When local entrepreneur Jeff Bargiel was ready to make a prototype of his latest invention, a heated mousepad, things were going smoothly—until he discovered a component that was anything but smooth. The product’s heating elements created a wavy, distorted surface that just wouldn’t work for a mousepad. Enter Cleveland Public Library’s MakerSpace, which helped Bargiel iron out the wrinkles in his newest business venture.
“I was looking for a t-shirt press so I could test various ways to flatten the heating elements. That’s when a friend told me about the Library’s MakerSpace,” says Bargiel, Founder and CEO of Toasti. “I went downtown, the staff showed me how to use the press, and after one session experimenting with time and temperatures, I worked it out.”
By his next visit to the MakerSpace, Bargiel had perfected the process and was ready to bring his mousepad into the world, which he created to help computer users stay warm and productive.
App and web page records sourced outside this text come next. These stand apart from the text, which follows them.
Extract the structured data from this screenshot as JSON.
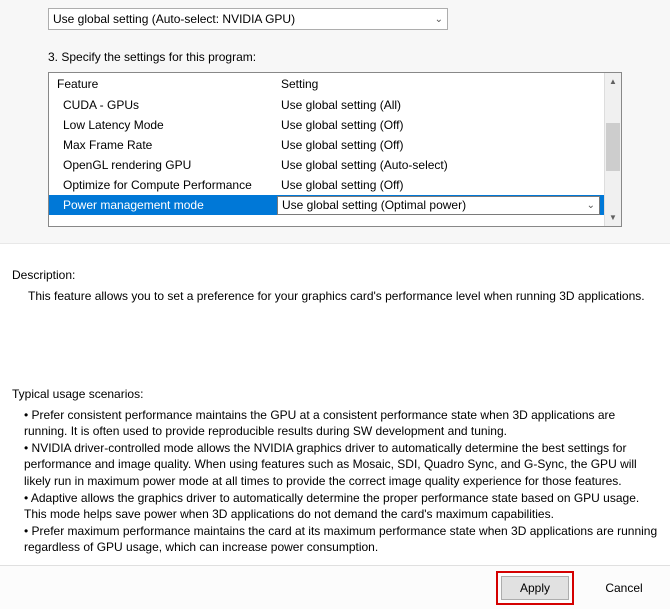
{
  "topDropdown": {
    "value": "Use global setting (Auto-select: NVIDIA GPU)"
  },
  "step3Label": "3. Specify the settings for this program:",
  "headers": {
    "feature": "Feature",
    "setting": "Setting"
  },
  "rows": [
    {
      "feature": "CUDA - GPUs",
      "setting": "Use global setting (All)"
    },
    {
      "feature": "Low Latency Mode",
      "setting": "Use global setting (Off)"
    },
    {
      "feature": "Max Frame Rate",
      "setting": "Use global setting (Off)"
    },
    {
      "feature": "OpenGL rendering GPU",
      "setting": "Use global setting (Auto-select)"
    },
    {
      "feature": "Optimize for Compute Performance",
      "setting": "Use global setting (Off)"
    }
  ],
  "selectedRow": {
    "feature": "Power management mode",
    "setting": "Use global setting (Optimal power)"
  },
  "descriptionLabel": "Description:",
  "descriptionText": "This feature allows you to set a preference for your graphics card's performance level when running 3D applications.",
  "scenariosLabel": "Typical usage scenarios:",
  "bullets": [
    "• Prefer consistent performance maintains the GPU at a consistent performance state when 3D applications are running. It is often used to provide reproducible results during SW development and tuning.",
    "• NVIDIA driver-controlled mode allows the NVIDIA graphics driver to automatically determine the best settings for performance and image quality. When using features such as Mosaic, SDI, Quadro Sync, and G-Sync, the GPU will likely run in maximum power mode at all times to provide the correct image quality experience for those features.",
    "• Adaptive allows the graphics driver to automatically determine the proper performance state based on GPU usage. This mode helps save power when 3D applications do not demand the card's maximum capabilities.",
    "• Prefer maximum performance maintains the card at its maximum performance state when 3D applications are running regardless of GPU usage, which can increase power consumption."
  ],
  "applyLabel": "Apply",
  "cancelLabel": "Cancel"
}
That including esports players who suffer from cold hands when adrenaline pulls heat from their extremities; those who suffer from arthritis; and people who work in chilly industrial or office spaces.
Even the pandemic couldn’t dampen Bargiel’s entrepreneurial spirit—he visited the MakerSpace in August, not long after the Library reopened following its closure for the COVID-19 pandemic.
MakerSpace in the Time of Coronavirus
Cleveland Public Library’s MakerSpace, which is located in TechCentral in the Louis Stokes Wing downtown, reopened in August when the rest of the Library cautiously resumed public services.
“Since we reopened, the MakerSpace has been fairly quiet, but we’re still open for patrons and accepting reservations to use the equipment,” says TechCentral Manager Suzi Perez.
Perez explains that current safety precautions limit patron use of the MakerSpace to an hour a day, and reservations are currently required. Staff will continue to provide patron assistance in the MakerSpace, but social distancing and safety guidelines means that the space has a bit more of a do-it-yourself flair than in the past. Still, its value as a community resource for makers, entrepreneurs, and artists remains strong.
“Being able to offer the software and equipment for free is beneficial for people who have small businesses but may not necessarily have the resources for this kind of equipment,” Perez says.
While some high-touch items in the MakerSpace are not available, the heat press that Bargiel used, along with the laser engravers, the vinyl cutters and printer, the button maker, and the design computers are all available for patron use. (While patrons can still submit files to be 3D printed, patrons cannot currently use the 3D printers on their own because of time restrictions.)
The Spirit of Invention
Earlier this year, when the Library was closed for the pandemic, the MakerSpace made the news as staff created face shields for first responders. The maker spirit will also be on display on November 7 during the Cleveland Maker Faire, which will be held virtually in a celebration of creativity, invention, and ingenuity.
Aside from the MakerSpace, TechCentral remains a vital service for library patrons, with extra safety precautions in place. Twelve public computers and two adaptive stations are available in TechCentral for socially distanced patron use limited to an hour a day. TechCentral also offers computer classes virtually via Zoom, with November classes focusing on resume and job search workshops, Microsoft Word, and PowerPoint.
As for Jeff Bargiel, after benefitting from the Library’s heat press and designing the prototype of his heated mousepad, things are smooth sailing.
“Using the MakerSpace at the Library is super easy and convenient,” Bargiel says. “Most of all, it’s free and accessible to everyone, and the staff is so helpful in getting everything set up. It’s a wonderful resource.”
To reserve the MakerSpace for up to an hour a day (Monday through Saturday), please contact TechCentral by calling 216-623-2980 or emailing email@example.com. Please note that Cleveland Public Library values the health and safety of its staff and patrons; scheduling changes could occur depending on future developments related to the pandemic.